Iron sulfide formation and element mobility in sulfidogenic environments
PhD positions are currently available in this research area.
Sulfate-reducing bacteria are ubiquitous in many anoxic subsurface environments, including wetland soils, benthic sediments and groundwater systems. These bacteria couple the anaerobic oxidation of organic carbon with the reduction of sulfate in order to gain energy. This results in the generation of sulfide, which may subsequently interact with a range of environmentally-important elements, including iron and arsenic.
Our research on sulfidogenic environments integrates field observations, experiments and modelling.
Microbial sulfidogenesis can strongly affect iron geochemistry through a variety of processes. Aqueous sulfide is a powerful and facile reductant of ferric iron that can drive the rapid reductive dissolution of poorly ordered ferric (hydr)oxides. However, in the presence of ferrous iron, sulfidogenesis can also sequester iron by facilitating the precipitation of iron sulfide minerals.
Since trace element behaviour is often coupled to iron geochemistry, any sulfidogenesis-induced changes in iron geochemistry can also cause associated changes in trace element behaviour. For example, our recent work shows that sulfidogenesis may promote arsenic mobilization by triggering ferric (hydr)oxide dissolution and the formation of iron sulfide minerals, with a weak sorptive affinity for arsenic.
This is a rapidly expanding area of research within Southern Cross GeoScience, supported by a 5-year Australian Research Council Project.

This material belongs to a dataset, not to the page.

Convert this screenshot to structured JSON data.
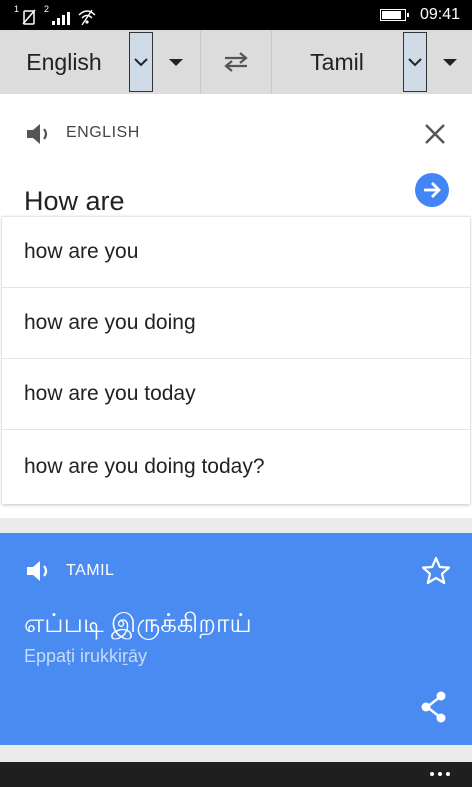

If you are interested in collaborating or undertaking a PhD project on this topic, please contact Associate Professor Ed Burton email@example.com.